* _Problem to solve_
All lines holding the word "heading" are to be copied from the records beneath.

* _Exercise materials_
▼▼▼
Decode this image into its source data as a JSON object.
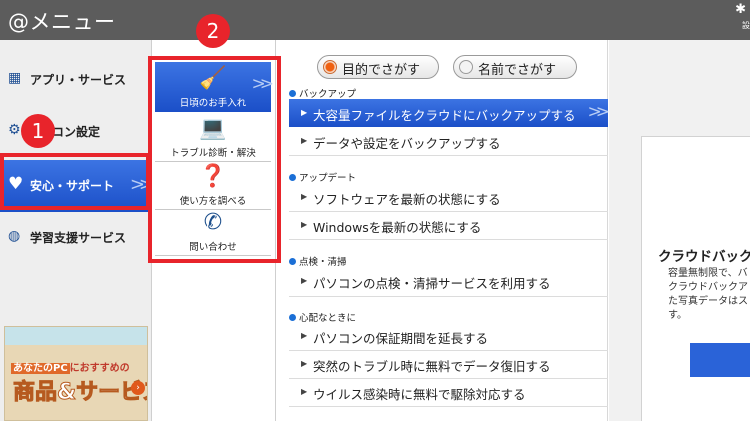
{
  "window": {
    "title": "@メニュー",
    "settings_label": "設"
  },
  "sidebar": {
    "items": [
      {
        "label": "アプリ・サービス",
        "icon": "grid-icon"
      },
      {
        "label": "コン設定",
        "icon": "gear-icon"
      },
      {
        "label": "安心・サポート",
        "icon": "heart-icon",
        "active": true
      },
      {
        "label": "学習支援サービス",
        "icon": "globe-icon"
      }
    ],
    "banner": {
      "line1_highlight": "あなたのPC",
      "line1_rest": "におすすめの",
      "line2": "商品&サービス"
    }
  },
  "submenu": {
    "items": [
      {
        "label": "日頃のお手入れ",
        "icon": "broom-icon",
        "active": true
      },
      {
        "label": "トラブル診断・解決",
        "icon": "pc-diagnose-icon"
      },
      {
        "label": "使い方を調べる",
        "icon": "question-doc-icon"
      },
      {
        "label": "問い合わせ",
        "icon": "phone-icon"
      }
    ]
  },
  "search_mode": {
    "by_purpose": "目的でさがす",
    "by_name": "名前でさがす",
    "selected": "by_purpose"
  },
  "sections": [
    {
      "heading": "バックアップ",
      "items": [
        "大容量ファイルをクラウドにバックアップする",
        "データや設定をバックアップする"
      ]
    },
    {
      "heading": "アップデート",
      "items": [
        "ソフトウェアを最新の状態にする",
        "Windowsを最新の状態にする"
      ]
    },
    {
      "heading": "点検・清掃",
      "items": [
        "パソコンの点検・清掃サービスを利用する"
      ]
    },
    {
      "heading": "心配なときに",
      "items": [
        "パソコンの保証期間を延長する",
        "突然のトラブル時に無料でデータ復旧する",
        "ウイルス感染時に無料で駆除対応する"
      ]
    }
  ],
  "detail_card": {
    "title": "クラウドバック",
    "description": "容量無制限で、バ\nクラウドバックア\nた写真データはス\nす。"
  },
  "annotations": {
    "badge1": "1",
    "badge2": "2",
    "color": "#e8242b"
  }
}
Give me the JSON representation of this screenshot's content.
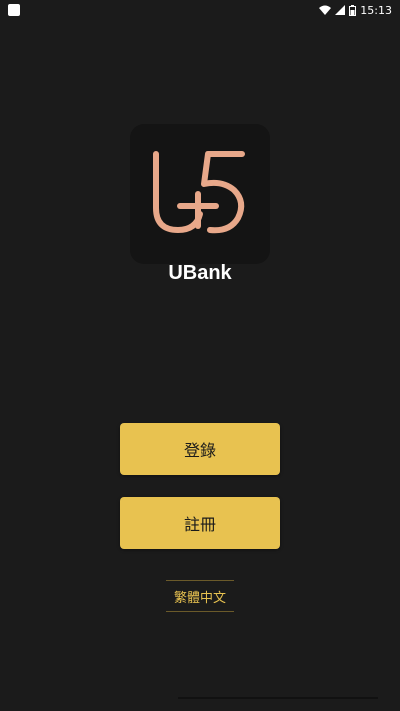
{
  "status_bar": {
    "time": "15:13"
  },
  "app": {
    "name": "UBank"
  },
  "buttons": {
    "login_label": "登錄",
    "register_label": "註冊"
  },
  "language": {
    "label": "繁體中文"
  },
  "colors": {
    "background": "#1b1b1b",
    "accent": "#e8c250",
    "logo": "#e8a88a"
  }
}
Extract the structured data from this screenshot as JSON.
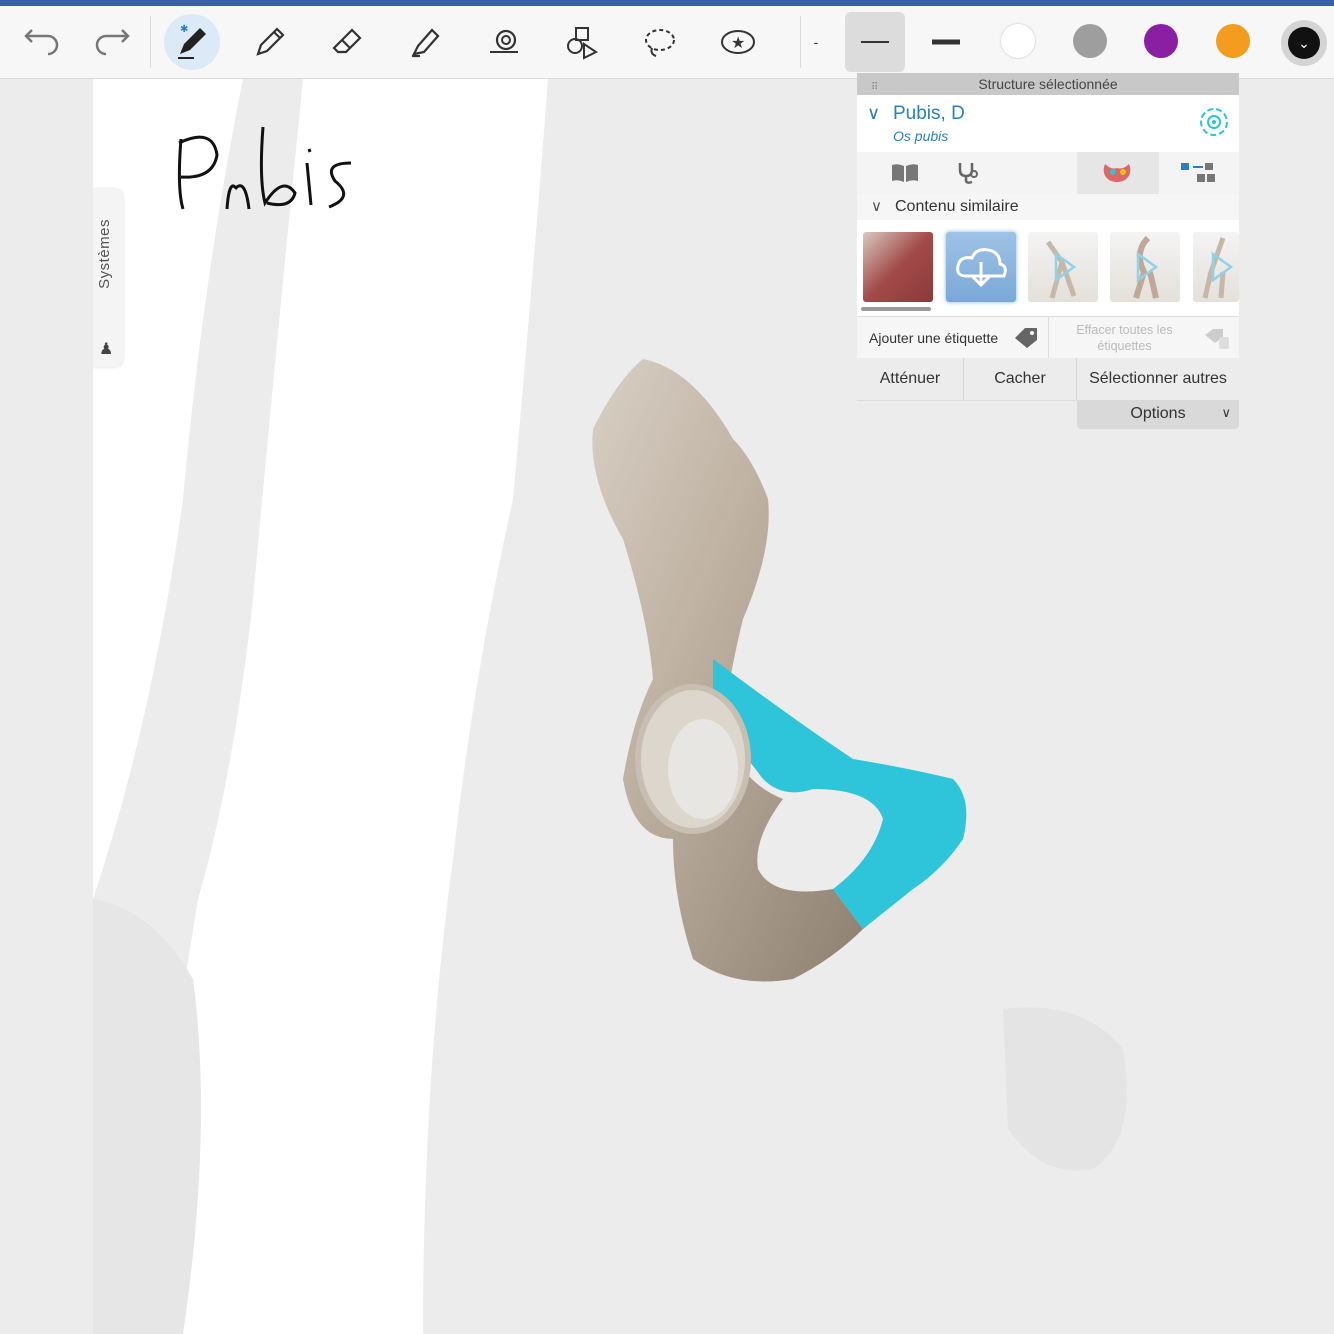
{
  "toolbar": {
    "tools": [
      {
        "name": "undo-icon"
      },
      {
        "name": "redo-icon"
      },
      {
        "name": "pen-icon",
        "active": true
      },
      {
        "name": "pencil-icon"
      },
      {
        "name": "eraser-icon"
      },
      {
        "name": "highlighter-icon"
      },
      {
        "name": "shape-icon"
      },
      {
        "name": "lasso-icon"
      },
      {
        "name": "sticker-icon"
      }
    ],
    "thickness_label": "-",
    "colors": [
      "#ffffff",
      "#9e9e9e",
      "#8b1fa3",
      "#f39c20",
      "#111111"
    ]
  },
  "canvas": {
    "handwritten_text": "Pubis"
  },
  "systems_tab": {
    "label": "Systèmes"
  },
  "panel": {
    "header": "Structure sélectionnée",
    "structure_name": "Pubis, D",
    "structure_latin": "Os pubis",
    "similar_content_label": "Contenu similaire",
    "add_label": "Ajouter une étiquette",
    "clear_labels": "Effacer toutes les étiquettes",
    "actions": {
      "dim": "Atténuer",
      "hide": "Cacher",
      "select_others": "Sélectionner autres"
    },
    "options_label": "Options",
    "accent_color": "#2a7fbf",
    "highlight_color": "#2ec4d9"
  }
}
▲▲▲
* _Result for this exercise_
      "heading": "バックアップ",
      "heading": "アップデート",
      "heading": "点検・清掃",
      "heading": "心配なときに",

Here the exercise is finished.